The 1,400 mile, World Heritage-listed reef hosts 3,000 coral reefs, 1,625 species of fish, marine turtles and 133 types of sharks and rays. Climate change, extreme weather, port developments, gas export plants and the grounding of ships are among the threats to the reef, according to The United Nations Educational, Scientific and Cultural Organization, or UNESCO.
“There’s a strong and growing awareness in a large part of the investment community that there are potential risks for a lot of these large resources projects in Queensland and alongside the Great Barrier Reef,” said Simon O’Connor, chief executive officer of the Responsible Investment Association Australasia, whose 150 members manage more than A$500 billion ($462 billion) and include BlackRock and AMP Ltd.
Groups of members from the association speak to companies involved in the projects and some of their bankers to ensure they are managing environmental risk, said O’Connor.
Government approval for further dredging for the expansion of the Abbot Point coal terminal triggered the latest round of protests and new lawsuits about development around the reef.

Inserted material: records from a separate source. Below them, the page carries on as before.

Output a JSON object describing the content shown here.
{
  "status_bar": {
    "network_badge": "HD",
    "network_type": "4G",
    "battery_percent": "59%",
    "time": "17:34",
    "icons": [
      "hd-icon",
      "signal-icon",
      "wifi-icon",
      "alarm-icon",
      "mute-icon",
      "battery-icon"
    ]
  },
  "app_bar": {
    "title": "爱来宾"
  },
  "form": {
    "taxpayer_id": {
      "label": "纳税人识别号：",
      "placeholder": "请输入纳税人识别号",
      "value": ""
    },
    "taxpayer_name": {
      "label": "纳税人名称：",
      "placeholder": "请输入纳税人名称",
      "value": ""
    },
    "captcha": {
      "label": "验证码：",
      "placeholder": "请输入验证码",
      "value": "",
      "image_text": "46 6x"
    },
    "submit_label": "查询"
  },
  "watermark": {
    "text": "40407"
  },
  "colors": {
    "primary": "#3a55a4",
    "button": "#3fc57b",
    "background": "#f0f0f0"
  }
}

Plans by Royal Dutch Shell Plc and PetroChina Co. to build a fourth LNG project at Curtis Island also were approved in December, though the companies delayed a decision on the plant. Australia is the world’s second-biggest exporter of coal and is forecast to become the top shipper of LNG by the end of the decade.
“Fund managers have been looking at the whole range of environmental and social issues associated with the LNG plants,” said Ian Woods, head of environmental, social and governance at AMP Capital, a unit of Australia’s biggest pension manager that oversees A$179 billion. “We need to think about what are our exposures to longer-term risk.”
Origin Energy Ltd. is developing a A$24.7 billion LNG venture with ConocoPhillips in a safe and responsible manner and maintains active dialogue with investors, according to a spokesman for the Sydney-based company. LNG carriers have completed more than 100,000 voyages without a major accident or significant loss of cargo, according to Origin and BG Group Plc, which is also building an LNG project. LNG ships will use lanes that avoid the marine park, BG said in an e-mail.
“We know that our ports and the associated dredging have posed little risk to the Great Barrier Reef, but we are also acutely aware that the Great Barrier Reef is under threat,” Brad Fish, chief executive officer of North Queensland Bulk Ports Corp., which is responsible for Abbot Point, said in a statement on its website this month.
Hancock Coal Pty, controlled by Australia’s richest person Gina Rinehart, is confident port dredging won’t affect the “universal value” of the reef, according to a company spokesman. Hancock is partner in GVK Group’s $11 billion coal mine, rail and port project. Shell and PetroChina’s Australian gas venture Arrow Energy Ltd. declined to comment.
Factors causing 90 percent of the damage to the coral are extreme weather and coral-eating crown of thorns starfish, which proliferate due to nutrient runoff from onshore agricultural operations, Michael Roche, chief executive officer of the Queensland Resources Council said, citing a study by the Australian Institute of Marine Science spanning 25 years.
In recent months, campaigns seeking to pressure fund managers to sell fossil fuel assets have gained traction, according to a Citigroup Inc. report this month. Only 14 percent of Australia’s benchmark index relates to fossil fuels and most coal exposure lies with BHP Billiton Ltd., Rio Tinto Group and Wesfarmers Ltd., according to Citigroup research last year. For many funds it isn’t really an option to sell out of the large companies, the investment association’s O’Connor said.
Elisabeth Behrmann in Sydney at +61-2-9777-8624 or email@example.com